Exercise requirements:
Your answer should consist only of the records, copied exactly, with the images removed.

START Supplied records

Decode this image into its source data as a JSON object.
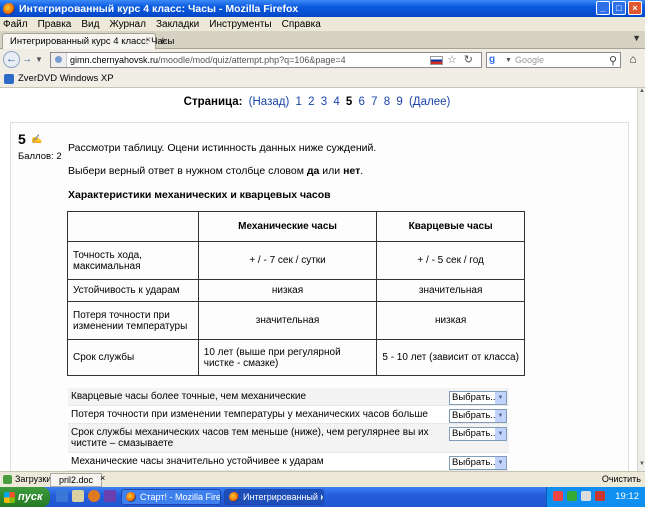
{
  "window": {
    "title": "Интегрированный курс 4 класс: Часы - Mozilla Firefox",
    "buttons": {
      "minimize": "_",
      "maximize": "□",
      "close": "×"
    }
  },
  "menu": [
    "Файл",
    "Правка",
    "Вид",
    "Журнал",
    "Закладки",
    "Инструменты",
    "Справка"
  ],
  "tabs": [
    {
      "label": "Интегрированный курс 4 класс: Часы",
      "close": "×"
    }
  ],
  "new_tab_symbol": "+",
  "nav": {
    "back": "←",
    "forward": "→",
    "history": "▼",
    "url_domain": "gimn.chernyahovsk.ru",
    "url_path": "/moodle/mod/quiz/attempt.php?q=106&page=4",
    "star": "☆",
    "reload": "↻",
    "search_engine": "g",
    "search_engine_arrow": "▼",
    "search_placeholder": "Google",
    "search_icon": "⚲",
    "home": "⌂"
  },
  "bookmarks": [
    {
      "label": "ZverDVD Windows XP"
    }
  ],
  "pager": {
    "label": "Страница:",
    "prev": "(Назад)",
    "pages": [
      "1",
      "2",
      "3",
      "4"
    ],
    "current": "5",
    "pages_after": [
      "6",
      "7",
      "8",
      "9"
    ],
    "next": "(Далее)"
  },
  "question": {
    "number": "5",
    "edit_icon": "✍",
    "score": "Баллов: 2",
    "text1": "Рассмотри таблицу. Оцени истинность данных ниже суждений.",
    "text2_prefix": "Выбери верный ответ в нужном столбце словом ",
    "text2_yes": "да",
    "text2_or": " или ",
    "text2_no": "нет",
    "text2_suffix": ".",
    "table_title": "Характеристики механических и кварцевых часов",
    "table": {
      "headers": [
        "",
        "Механические часы",
        "Кварцевые часы"
      ],
      "rows": [
        [
          "Точность хода, максимальная",
          "+ / - 7 сек / сутки",
          "+ / - 5 сек / год"
        ],
        [
          "Устойчивость к ударам",
          "низкая",
          "значительная"
        ],
        [
          "Потеря точности при изменении температуры",
          "значительная",
          "низкая"
        ],
        [
          "Срок службы",
          "10 лет (выше при регулярной чистке - смазке)",
          "5 - 10 лет (зависит от класса)"
        ]
      ]
    },
    "select_label": "Выбрать...",
    "select_arrow": "▼",
    "statements": [
      "Кварцевые часы более точные, чем механические",
      "Потеря точности при изменении температуры у механических часов больше",
      "Срок службы механических часов тем меньше (ниже), чем регулярнее вы их чистите – смазываете",
      "Механические часы значительно устойчивее к ударам"
    ]
  },
  "scroll": {
    "up": "▲",
    "down": "▼"
  },
  "statusbar": {
    "downloads": "Загрузки",
    "file": "pril2.doc",
    "close": "×",
    "clear": "Очистить"
  },
  "taskbar": {
    "start": "пуск",
    "tasks": [
      "Старт! - Mozilla Firefox",
      "Интегрированный к..."
    ],
    "clock": "19:12"
  }
}
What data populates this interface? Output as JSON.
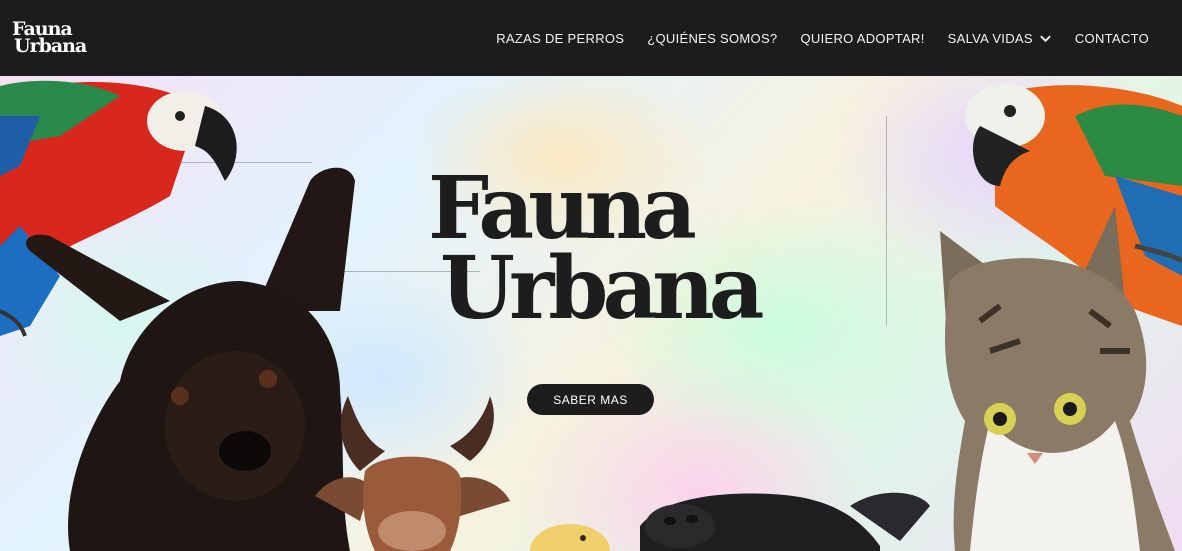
{
  "brand": {
    "line1": "Fauna",
    "line2": "Urbana"
  },
  "nav": {
    "items": [
      {
        "label": "RAZAS DE PERROS"
      },
      {
        "label": "¿QUIÉNES SOMOS?"
      },
      {
        "label": "QUIERO ADOPTAR!"
      },
      {
        "label": "SALVA VIDAS"
      },
      {
        "label": "CONTACTO"
      }
    ]
  },
  "hero": {
    "title_line1": "Fauna",
    "title_line2": "Urbana",
    "cta_label": "SABER MAS",
    "animals": [
      "parrot-left",
      "dog",
      "cow",
      "duckling",
      "pig",
      "parrot-right",
      "cat"
    ]
  },
  "colors": {
    "nav_bg": "#1b1c1b",
    "text_dark": "#1c1d1c",
    "nav_text": "#f4f4f4"
  }
}
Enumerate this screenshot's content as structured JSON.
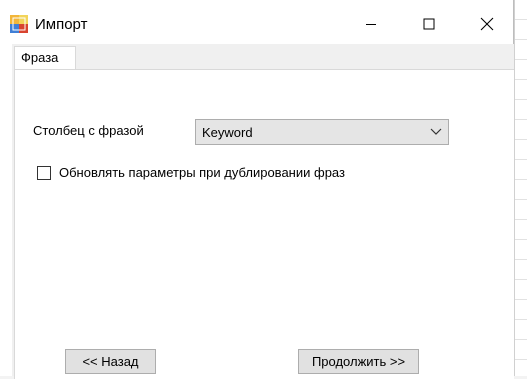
{
  "window": {
    "title": "Импорт",
    "icon": "import-app-icon",
    "controls": [
      "minimize-icon",
      "maximize-icon",
      "close-icon"
    ]
  },
  "tabs": [
    {
      "label": "Фраза",
      "selected": true
    }
  ],
  "form": {
    "column_label": "Столбец с фразой",
    "column_value": "Keyword",
    "update_checkbox_label": "Обновлять параметры при дублировании фраз",
    "update_checkbox_checked": false
  },
  "buttons": {
    "back_label": "<< Назад",
    "next_label": "Продолжить >>"
  }
}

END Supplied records

Exercise solution:
Decode this image into its source data as a JSON object.
{
  "window": {
    "title": "Интегрированный курс 4 класс: Часы - Mozilla Firefox",
    "buttons": {
      "minimize": "_",
      "maximize": "□",
      "close": "×"
    }
  },
  "menu": [
    "Файл",
    "Правка",
    "Вид",
    "Журнал",
    "Закладки",
    "Инструменты",
    "Справка"
  ],
  "tabs": [
    {
      "label": "Интегрированный курс 4 класс: Часы",
      "close": "×"
    }
  ],
  "new_tab_symbol": "+",
  "nav": {
    "back": "←",
    "forward": "→",
    "history": "▼",
    "url_domain": "gimn.chernyahovsk.ru",
    "url_path": "/moodle/mod/quiz/attempt.php?q=106&page=4",
    "star": "☆",
    "reload": "↻",
    "search_engine": "g",
    "search_engine_arrow": "▼",
    "search_placeholder": "Google",
    "search_icon": "⚲",
    "home": "⌂"
  },
  "bookmarks": [
    {
      "label": "ZverDVD Windows XP"
    }
  ],
  "pager": {
    "label": "Страница:",
    "prev": "(Назад)",
    "pages": [
      "1",
      "2",
      "3",
      "4"
    ],
    "current": "5",
    "pages_after": [
      "6",
      "7",
      "8",
      "9"
    ],
    "next": "(Далее)"
  },
  "question": {
    "number": "5",
    "edit_icon": "✍",
    "score": "Баллов: 2",
    "text1": "Рассмотри таблицу. Оцени истинность данных ниже суждений.",
    "text2_prefix": "Выбери верный ответ в нужном столбце словом ",
    "text2_yes": "да",
    "text2_or": " или ",
    "text2_no": "нет",
    "text2_suffix": ".",
    "table_title": "Характеристики механических и кварцевых часов",
    "table": {
      "headers": [
        "",
        "Механические часы",
        "Кварцевые часы"
      ],
      "rows": [
        [
          "Точность хода, максимальная",
          "+ / - 7 сек / сутки",
          "+ / - 5 сек / год"
        ],
        [
          "Устойчивость к ударам",
          "низкая",
          "значительная"
        ],
        [
          "Потеря точности при изменении температуры",
          "значительная",
          "низкая"
        ],
        [
          "Срок службы",
          "10 лет (выше при регулярной чистке - смазке)",
          "5 - 10 лет (зависит от класса)"
        ]
      ]
    },
    "select_label": "Выбрать...",
    "select_arrow": "▼",
    "statements": [
      "Кварцевые часы более точные, чем механические",
      "Потеря точности при изменении температуры у механических часов больше",
      "Срок службы механических часов тем меньше (ниже), чем регулярнее вы их чистите – смазываете",
      "Механические часы значительно устойчивее к ударам"
    ]
  },
  "scroll": {
    "up": "▲",
    "down": "▼"
  },
  "statusbar": {
    "downloads": "Загрузки",
    "file": "pril2.doc",
    "close": "×",
    "clear": "Очистить"
  },
  "taskbar": {
    "start": "пуск",
    "tasks": [
      "Старт! - Mozilla Firefox",
      "Интегрированный к..."
    ],
    "clock": "19:12"
  }
}
What data populates this interface? Output as JSON.
{
  "brand": {
    "line1": "Fauna",
    "line2": "Urbana"
  },
  "nav": {
    "items": [
      {
        "label": "RAZAS DE PERROS"
      },
      {
        "label": "¿QUIÉNES SOMOS?"
      },
      {
        "label": "QUIERO ADOPTAR!"
      },
      {
        "label": "SALVA VIDAS"
      },
      {
        "label": "CONTACTO"
      }
    ]
  },
  "hero": {
    "title_line1": "Fauna",
    "title_line2": "Urbana",
    "cta_label": "SABER MAS",
    "animals": [
      "parrot-left",
      "dog",
      "cow",
      "duckling",
      "pig",
      "parrot-right",
      "cat"
    ]
  },
  "colors": {
    "nav_bg": "#1b1c1b",
    "text_dark": "#1c1d1c",
    "nav_text": "#f4f4f4"
  }
}
Enumerate this screenshot's content as structured JSON.
{
  "window": {
    "title": "Импорт",
    "icon": "import-app-icon",
    "controls": [
      "minimize-icon",
      "maximize-icon",
      "close-icon"
    ]
  },
  "tabs": [
    {
      "label": "Фраза",
      "selected": true
    }
  ],
  "form": {
    "column_label": "Столбец с фразой",
    "column_value": "Keyword",
    "update_checkbox_label": "Обновлять параметры при дублировании фраз",
    "update_checkbox_checked": false
  },
  "buttons": {
    "back_label": "<< Назад",
    "next_label": "Продолжить >>"
  }
}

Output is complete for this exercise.